The Last Command (1955 film)
|The Last Command|
Original Australian film poster
|Directed by||Frank Lloyd|
|Produced by||Frank Lloyd/ Republic Pictures|
|Written by||Warren Duff (story by Sy Bartlett)|
|Music by||Max Steiner|
|Cinematography||Jack A. Marta|
|Edited by||Tony Martinelli|
|Distributed by||Republic Pictures|
The Last Command is a 1955 Trucolor film about Jim Bowie and the fall of the Alamo during the Texas War of Independence in 1836. Filmed by Republic Pictures, the picture was an unusually expensive undertaking for the low-budget studio.
The film was originally set to be produced and directed by John Wayne but Republic Pictures head Herbert Yates wanted Wayne only to star, not produce or direct as Wayne wanted. Wayne left Republic to form Wayne-Fellows Productions.
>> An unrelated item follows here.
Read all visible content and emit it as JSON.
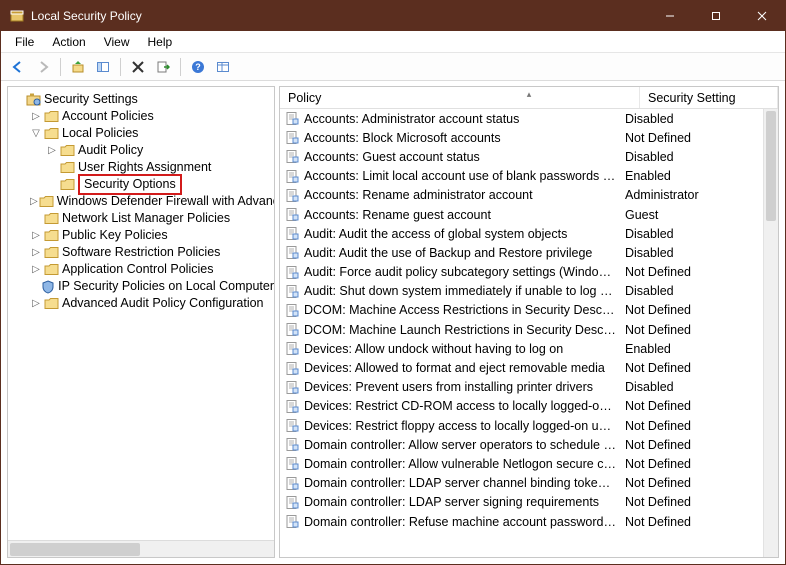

Five years later he would play Davy Crockett in, as well as direct, the three-hours-plus Todd-AO production The Alamo, released by United Artists that featured many elements of The Last Command in its screenplay.
Max Steiner's theme song for The Last Command, "Jim Bowie," is sung by musical star Gordon MacRae, who that year was starring in the smash hit film Oklahoma!, adapted from the famous Rodgers and Hammerstein musical.
Released during the Walt Disney Davy Crockett frenzy, the film follows Jim Bowie (Sterling Hayden), who was initially a friend to Generalissimo Antonio López de Santa Anna (J. Carrol Naish) but now sides with the Texans in their bid for independence.
- Sterling Hayden – Jim Bowie
- Richard Carlson – William Barret Travis
- Arthur Hunnicutt – Davy Crockett
- Ernest Borgnine – Mike Radin
- J. Carrol Naish – General Antonio Lopez de Santa Ana
- Anna Maria Alberghetti – Consuelo de Quesada
- John Russell – Captain Almaron Dickinson
- Virginia Grey – Mrs. Dickinson (Susanna Dickinson)
- Jim Davis – Ben Evans
- Eduard Franz – Lorenzo de Zavala
- Otto Kruger – Stephen F. Austin
- Russell Simpson – The Parson
- Roy Roberts – Dr. Summerfield
- Slim Pickens – Abe
- Hugh Sanders – Sam Houston
- Ben Cooper – Jeb Lacey
- Thompson, Frank Alamo Movies 1994 Republic of Texas Press